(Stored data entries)
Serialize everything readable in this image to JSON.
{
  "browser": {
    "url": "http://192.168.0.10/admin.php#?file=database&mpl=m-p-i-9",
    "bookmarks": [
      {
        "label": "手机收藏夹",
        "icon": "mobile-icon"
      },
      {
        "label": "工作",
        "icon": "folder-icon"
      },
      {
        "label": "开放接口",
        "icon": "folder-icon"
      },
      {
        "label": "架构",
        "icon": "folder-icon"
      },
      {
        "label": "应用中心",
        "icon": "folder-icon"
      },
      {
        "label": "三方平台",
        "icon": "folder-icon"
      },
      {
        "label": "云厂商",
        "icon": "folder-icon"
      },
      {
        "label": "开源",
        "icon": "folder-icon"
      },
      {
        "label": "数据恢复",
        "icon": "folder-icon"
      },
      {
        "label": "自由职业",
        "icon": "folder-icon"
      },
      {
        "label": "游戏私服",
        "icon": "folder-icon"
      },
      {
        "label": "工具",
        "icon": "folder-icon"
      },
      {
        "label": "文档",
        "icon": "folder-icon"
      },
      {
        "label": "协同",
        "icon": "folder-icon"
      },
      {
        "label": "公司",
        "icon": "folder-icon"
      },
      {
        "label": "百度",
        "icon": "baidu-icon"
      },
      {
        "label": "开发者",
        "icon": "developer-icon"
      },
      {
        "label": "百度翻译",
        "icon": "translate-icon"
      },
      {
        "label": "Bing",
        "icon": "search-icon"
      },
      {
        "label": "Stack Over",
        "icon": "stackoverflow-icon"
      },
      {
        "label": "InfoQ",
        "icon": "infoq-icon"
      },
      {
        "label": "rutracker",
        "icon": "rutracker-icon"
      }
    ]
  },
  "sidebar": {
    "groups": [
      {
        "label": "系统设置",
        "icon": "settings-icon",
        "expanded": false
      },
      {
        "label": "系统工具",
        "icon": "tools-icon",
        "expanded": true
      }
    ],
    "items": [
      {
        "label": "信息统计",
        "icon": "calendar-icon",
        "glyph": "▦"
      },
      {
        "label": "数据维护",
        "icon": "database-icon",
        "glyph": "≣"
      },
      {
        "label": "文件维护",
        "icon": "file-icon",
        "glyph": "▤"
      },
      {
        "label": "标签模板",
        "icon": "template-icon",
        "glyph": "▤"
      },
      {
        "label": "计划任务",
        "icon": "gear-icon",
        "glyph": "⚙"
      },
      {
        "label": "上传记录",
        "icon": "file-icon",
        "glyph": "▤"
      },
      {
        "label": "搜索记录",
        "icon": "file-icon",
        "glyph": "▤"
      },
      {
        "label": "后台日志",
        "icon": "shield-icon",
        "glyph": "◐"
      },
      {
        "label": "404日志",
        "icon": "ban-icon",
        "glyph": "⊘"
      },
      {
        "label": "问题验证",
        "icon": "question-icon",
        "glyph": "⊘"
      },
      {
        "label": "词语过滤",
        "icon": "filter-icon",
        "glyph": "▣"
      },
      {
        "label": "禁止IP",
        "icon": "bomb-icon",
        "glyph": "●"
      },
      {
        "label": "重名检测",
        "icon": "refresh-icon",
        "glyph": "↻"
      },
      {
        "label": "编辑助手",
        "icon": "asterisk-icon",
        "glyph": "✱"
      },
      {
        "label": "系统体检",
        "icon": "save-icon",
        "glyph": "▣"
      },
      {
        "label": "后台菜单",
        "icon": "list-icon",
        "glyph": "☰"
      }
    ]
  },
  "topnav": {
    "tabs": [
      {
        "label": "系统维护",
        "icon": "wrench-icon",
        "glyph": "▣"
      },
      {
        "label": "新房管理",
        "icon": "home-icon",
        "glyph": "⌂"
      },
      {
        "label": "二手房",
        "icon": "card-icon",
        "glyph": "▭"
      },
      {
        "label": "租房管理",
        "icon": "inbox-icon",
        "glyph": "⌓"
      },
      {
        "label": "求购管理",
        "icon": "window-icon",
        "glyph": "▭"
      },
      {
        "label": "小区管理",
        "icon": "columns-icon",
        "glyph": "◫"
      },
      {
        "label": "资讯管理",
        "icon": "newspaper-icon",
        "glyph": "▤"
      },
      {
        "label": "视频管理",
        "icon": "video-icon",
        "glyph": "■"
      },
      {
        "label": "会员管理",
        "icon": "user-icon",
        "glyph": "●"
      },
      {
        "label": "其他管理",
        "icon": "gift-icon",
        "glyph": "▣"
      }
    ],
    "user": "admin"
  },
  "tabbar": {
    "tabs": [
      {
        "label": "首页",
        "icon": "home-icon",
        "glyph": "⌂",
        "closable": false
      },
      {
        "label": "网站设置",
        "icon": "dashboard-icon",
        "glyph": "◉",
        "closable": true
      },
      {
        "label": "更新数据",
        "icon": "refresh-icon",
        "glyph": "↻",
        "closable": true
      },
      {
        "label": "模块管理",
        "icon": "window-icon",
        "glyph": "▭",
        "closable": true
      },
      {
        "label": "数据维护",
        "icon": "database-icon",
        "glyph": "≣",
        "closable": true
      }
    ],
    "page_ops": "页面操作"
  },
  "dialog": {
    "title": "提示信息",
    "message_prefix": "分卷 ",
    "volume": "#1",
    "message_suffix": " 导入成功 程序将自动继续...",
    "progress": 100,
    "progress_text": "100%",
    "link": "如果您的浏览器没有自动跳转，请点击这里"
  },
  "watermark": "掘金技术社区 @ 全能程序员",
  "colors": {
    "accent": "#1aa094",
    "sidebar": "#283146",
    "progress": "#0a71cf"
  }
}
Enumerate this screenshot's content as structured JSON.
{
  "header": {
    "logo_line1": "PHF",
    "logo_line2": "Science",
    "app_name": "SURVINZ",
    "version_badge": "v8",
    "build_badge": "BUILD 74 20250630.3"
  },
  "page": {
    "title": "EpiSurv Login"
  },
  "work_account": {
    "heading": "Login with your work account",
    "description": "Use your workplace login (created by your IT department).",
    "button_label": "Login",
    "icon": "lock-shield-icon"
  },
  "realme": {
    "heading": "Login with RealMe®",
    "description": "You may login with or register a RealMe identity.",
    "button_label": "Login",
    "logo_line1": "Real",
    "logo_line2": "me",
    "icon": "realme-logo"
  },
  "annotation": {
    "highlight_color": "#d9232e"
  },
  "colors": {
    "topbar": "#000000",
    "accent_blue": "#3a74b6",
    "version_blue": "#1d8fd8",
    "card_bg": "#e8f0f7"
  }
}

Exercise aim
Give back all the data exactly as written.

Task solution
Serialize everything readable in this image to JSON.
{
  "browser": {
    "url": "http://192.168.0.10/admin.php#?file=database&mpl=m-p-i-9",
    "bookmarks": [
      {
        "label": "手机收藏夹",
        "icon": "mobile-icon"
      },
      {
        "label": "工作",
        "icon": "folder-icon"
      },
      {
        "label": "开放接口",
        "icon": "folder-icon"
      },
      {
        "label": "架构",
        "icon": "folder-icon"
      },
      {
        "label": "应用中心",
        "icon": "folder-icon"
      },
      {
        "label": "三方平台",
        "icon": "folder-icon"
      },
      {
        "label": "云厂商",
        "icon": "folder-icon"
      },
      {
        "label": "开源",
        "icon": "folder-icon"
      },
      {
        "label": "数据恢复",
        "icon": "folder-icon"
      },
      {
        "label": "自由职业",
        "icon": "folder-icon"
      },
      {
        "label": "游戏私服",
        "icon": "folder-icon"
      },
      {
        "label": "工具",
        "icon": "folder-icon"
      },
      {
        "label": "文档",
        "icon": "folder-icon"
      },
      {
        "label": "协同",
        "icon": "folder-icon"
      },
      {
        "label": "公司",
        "icon": "folder-icon"
      },
      {
        "label": "百度",
        "icon": "baidu-icon"
      },
      {
        "label": "开发者",
        "icon": "developer-icon"
      },
      {
        "label": "百度翻译",
        "icon": "translate-icon"
      },
      {
        "label": "Bing",
        "icon": "search-icon"
      },
      {
        "label": "Stack Over",
        "icon": "stackoverflow-icon"
      },
      {
        "label": "InfoQ",
        "icon": "infoq-icon"
      },
      {
        "label": "rutracker",
        "icon": "rutracker-icon"
      }
    ]
  },
  "sidebar": {
    "groups": [
      {
        "label": "系统设置",
        "icon": "settings-icon",
        "expanded": false
      },
      {
        "label": "系统工具",
        "icon": "tools-icon",
        "expanded": true
      }
    ],
    "items": [
      {
        "label": "信息统计",
        "icon": "calendar-icon",
        "glyph": "▦"
      },
      {
        "label": "数据维护",
        "icon": "database-icon",
        "glyph": "≣"
      },
      {
        "label": "文件维护",
        "icon": "file-icon",
        "glyph": "▤"
      },
      {
        "label": "标签模板",
        "icon": "template-icon",
        "glyph": "▤"
      },
      {
        "label": "计划任务",
        "icon": "gear-icon",
        "glyph": "⚙"
      },
      {
        "label": "上传记录",
        "icon": "file-icon",
        "glyph": "▤"
      },
      {
        "label": "搜索记录",
        "icon": "file-icon",
        "glyph": "▤"
      },
      {
        "label": "后台日志",
        "icon": "shield-icon",
        "glyph": "◐"
      },
      {
        "label": "404日志",
        "icon": "ban-icon",
        "glyph": "⊘"
      },
      {
        "label": "问题验证",
        "icon": "question-icon",
        "glyph": "⊘"
      },
      {
        "label": "词语过滤",
        "icon": "filter-icon",
        "glyph": "▣"
      },
      {
        "label": "禁止IP",
        "icon": "bomb-icon",
        "glyph": "●"
      },
      {
        "label": "重名检测",
        "icon": "refresh-icon",
        "glyph": "↻"
      },
      {
        "label": "编辑助手",
        "icon": "asterisk-icon",
        "glyph": "✱"
      },
      {
        "label": "系统体检",
        "icon": "save-icon",
        "glyph": "▣"
      },
      {
        "label": "后台菜单",
        "icon": "list-icon",
        "glyph": "☰"
      }
    ]
  },
  "topnav": {
    "tabs": [
      {
        "label": "系统维护",
        "icon": "wrench-icon",
        "glyph": "▣"
      },
      {
        "label": "新房管理",
        "icon": "home-icon",
        "glyph": "⌂"
      },
      {
        "label": "二手房",
        "icon": "card-icon",
        "glyph": "▭"
      },
      {
        "label": "租房管理",
        "icon": "inbox-icon",
        "glyph": "⌓"
      },
      {
        "label": "求购管理",
        "icon": "window-icon",
        "glyph": "▭"
      },
      {
        "label": "小区管理",
        "icon": "columns-icon",
        "glyph": "◫"
      },
      {
        "label": "资讯管理",
        "icon": "newspaper-icon",
        "glyph": "▤"
      },
      {
        "label": "视频管理",
        "icon": "video-icon",
        "glyph": "■"
      },
      {
        "label": "会员管理",
        "icon": "user-icon",
        "glyph": "●"
      },
      {
        "label": "其他管理",
        "icon": "gift-icon",
        "glyph": "▣"
      }
    ],
    "user": "admin"
  },
  "tabbar": {
    "tabs": [
      {
        "label": "首页",
        "icon": "home-icon",
        "glyph": "⌂",
        "closable": false
      },
      {
        "label": "网站设置",
        "icon": "dashboard-icon",
        "glyph": "◉",
        "closable": true
      },
      {
        "label": "更新数据",
        "icon": "refresh-icon",
        "glyph": "↻",
        "closable": true
      },
      {
        "label": "模块管理",
        "icon": "window-icon",
        "glyph": "▭",
        "closable": true
      },
      {
        "label": "数据维护",
        "icon": "database-icon",
        "glyph": "≣",
        "closable": true
      }
    ],
    "page_ops": "页面操作"
  },
  "dialog": {
    "title": "提示信息",
    "message_prefix": "分卷 ",
    "volume": "#1",
    "message_suffix": " 导入成功 程序将自动继续...",
    "progress": 100,
    "progress_text": "100%",
    "link": "如果您的浏览器没有自动跳转，请点击这里"
  },
  "watermark": "掘金技术社区 @ 全能程序员",
  "colors": {
    "accent": "#1aa094",
    "sidebar": "#283146",
    "progress": "#0a71cf"
  }
}
Enumerate this screenshot's content as structured JSON.
{
  "header": {
    "logo_line1": "PHF",
    "logo_line2": "Science",
    "app_name": "SURVINZ",
    "version_badge": "v8",
    "build_badge": "BUILD 74 20250630.3"
  },
  "page": {
    "title": "EpiSurv Login"
  },
  "work_account": {
    "heading": "Login with your work account",
    "description": "Use your workplace login (created by your IT department).",
    "button_label": "Login",
    "icon": "lock-shield-icon"
  },
  "realme": {
    "heading": "Login with RealMe®",
    "description": "You may login with or register a RealMe identity.",
    "button_label": "Login",
    "logo_line1": "Real",
    "logo_line2": "me",
    "icon": "realme-logo"
  },
  "annotation": {
    "highlight_color": "#d9232e"
  },
  "colors": {
    "topbar": "#000000",
    "accent_blue": "#3a74b6",
    "version_blue": "#1d8fd8",
    "card_bg": "#e8f0f7"
  }
}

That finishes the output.